A & D Maintenance and Construction Limited -v- Pagehurst Construction Services Limited
Neither the sub-contract's termination nor the contractor's complaints about the work affected the enforceability of the decision
23 June, 1999
The sub-contractor claimed the amounts under the three unpaid invoices. An adjudicator decided that the contractor should pay the sub-contractor a specified sum of money. The contractor failed to comply with that decision. The sub-contractor applied to the court to enforce the decision by way of summary judgement. The contractor opposed the enforcement of the decision. The contractor contended that the sub-contractor's work was incomplete and defective and that it was responsible for a fire which seriously damaged part of the works.
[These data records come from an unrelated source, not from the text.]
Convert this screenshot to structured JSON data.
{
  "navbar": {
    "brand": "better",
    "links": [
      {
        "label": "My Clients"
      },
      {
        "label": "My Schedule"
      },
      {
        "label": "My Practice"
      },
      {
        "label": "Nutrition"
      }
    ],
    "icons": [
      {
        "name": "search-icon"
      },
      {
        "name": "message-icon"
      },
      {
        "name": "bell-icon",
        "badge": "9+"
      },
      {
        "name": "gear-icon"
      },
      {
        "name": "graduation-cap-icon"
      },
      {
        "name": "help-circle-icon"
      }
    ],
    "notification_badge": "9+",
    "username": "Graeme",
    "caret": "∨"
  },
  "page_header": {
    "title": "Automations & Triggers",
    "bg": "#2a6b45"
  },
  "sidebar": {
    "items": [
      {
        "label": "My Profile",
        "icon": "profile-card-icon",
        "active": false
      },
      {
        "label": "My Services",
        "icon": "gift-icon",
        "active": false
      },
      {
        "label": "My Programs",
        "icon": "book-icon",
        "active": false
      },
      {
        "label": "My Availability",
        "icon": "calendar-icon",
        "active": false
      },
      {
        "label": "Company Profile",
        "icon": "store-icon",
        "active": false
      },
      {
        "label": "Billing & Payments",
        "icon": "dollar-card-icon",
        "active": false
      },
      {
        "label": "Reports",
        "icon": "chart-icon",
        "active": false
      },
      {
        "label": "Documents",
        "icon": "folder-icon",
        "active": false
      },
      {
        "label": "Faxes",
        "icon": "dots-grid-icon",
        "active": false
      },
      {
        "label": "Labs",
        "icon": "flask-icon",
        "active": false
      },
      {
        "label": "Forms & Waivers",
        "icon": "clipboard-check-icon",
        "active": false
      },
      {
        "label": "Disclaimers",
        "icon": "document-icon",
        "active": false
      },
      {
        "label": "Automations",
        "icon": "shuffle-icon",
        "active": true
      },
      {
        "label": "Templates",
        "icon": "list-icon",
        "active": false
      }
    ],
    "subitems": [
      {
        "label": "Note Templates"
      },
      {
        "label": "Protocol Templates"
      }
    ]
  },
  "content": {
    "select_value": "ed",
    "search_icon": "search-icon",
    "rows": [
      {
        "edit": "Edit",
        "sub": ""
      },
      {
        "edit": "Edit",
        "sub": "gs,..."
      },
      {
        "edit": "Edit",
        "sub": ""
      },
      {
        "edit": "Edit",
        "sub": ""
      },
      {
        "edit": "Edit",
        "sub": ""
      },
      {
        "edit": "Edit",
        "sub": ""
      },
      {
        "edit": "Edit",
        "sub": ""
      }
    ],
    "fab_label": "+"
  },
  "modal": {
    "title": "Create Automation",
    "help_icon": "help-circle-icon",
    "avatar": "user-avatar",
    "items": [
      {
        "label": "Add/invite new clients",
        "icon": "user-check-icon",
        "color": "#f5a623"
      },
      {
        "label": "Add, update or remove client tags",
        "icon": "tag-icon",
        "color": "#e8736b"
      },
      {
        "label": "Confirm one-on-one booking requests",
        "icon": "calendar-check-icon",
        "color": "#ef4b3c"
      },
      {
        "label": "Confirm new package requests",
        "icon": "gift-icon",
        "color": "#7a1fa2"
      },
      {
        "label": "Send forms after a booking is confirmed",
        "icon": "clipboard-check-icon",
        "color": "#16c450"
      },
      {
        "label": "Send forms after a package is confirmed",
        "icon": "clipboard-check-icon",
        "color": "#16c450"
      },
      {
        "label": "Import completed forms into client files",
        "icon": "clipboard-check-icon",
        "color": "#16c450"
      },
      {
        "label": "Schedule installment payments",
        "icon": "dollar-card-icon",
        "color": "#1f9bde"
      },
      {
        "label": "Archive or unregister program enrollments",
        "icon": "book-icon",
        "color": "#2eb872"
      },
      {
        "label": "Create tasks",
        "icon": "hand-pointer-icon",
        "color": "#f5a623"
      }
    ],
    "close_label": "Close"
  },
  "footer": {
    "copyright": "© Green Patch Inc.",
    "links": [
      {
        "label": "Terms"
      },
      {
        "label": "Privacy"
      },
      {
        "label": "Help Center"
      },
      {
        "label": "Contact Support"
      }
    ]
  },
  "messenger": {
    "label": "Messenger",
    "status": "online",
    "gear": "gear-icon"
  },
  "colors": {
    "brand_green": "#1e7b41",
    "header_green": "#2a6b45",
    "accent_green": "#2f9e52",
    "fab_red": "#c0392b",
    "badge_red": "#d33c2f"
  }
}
The contractor made a substantial claim against the sub-contractor in separate court proceedings in relation to the fire damage. The contractor also contended that the sub-contract had been determined after the determination of the main contract. Judge Wilcox held that even if the sub-contract had been terminated, the matters referred to the adjudicator remained disputes under the contract and the adjudication provisions of the Housing Grants, Construction and Regeneration Act 1996 remained operative. Had it been Parliament's intention to limit the time in which a party could give notice of his intention to refer a matter to adjudication, section 108 could have imposed a clear time limit. As it was section 108(2) provided that the contract was to enable the party to give notice at any time of his intention to refer a dispute to adjudication. In addition precise limits as to the appointment of adjudicators and the timetabling of the adjudication process were clearly set out in the Scheme for Construction Contracts. There was clear authority for the proposition that the terms governing a reference to arbitration survived the determination of the contract, for example the House of Lords? decision in Heyman v Darwins (1942), and without doubt the position in relation to arbitration was in the minds of the legislators when section 108 was enacted. The judge also held that the contractor's complaints about the sub-contractor's work did not affect the enforceability of the decision. The matters of abatement and claims for damages for breach of contract complained of by the contractor could have been and were canvassed before the adjudicator and would be dealt with in the separate court proceedings brought by the contractor against the sub-contractor. Advice Note Once a construction contract has been entered into, the adjudicator is empowered to deal with any dispute under it notwithstanding its status by the time the adjudication takes place.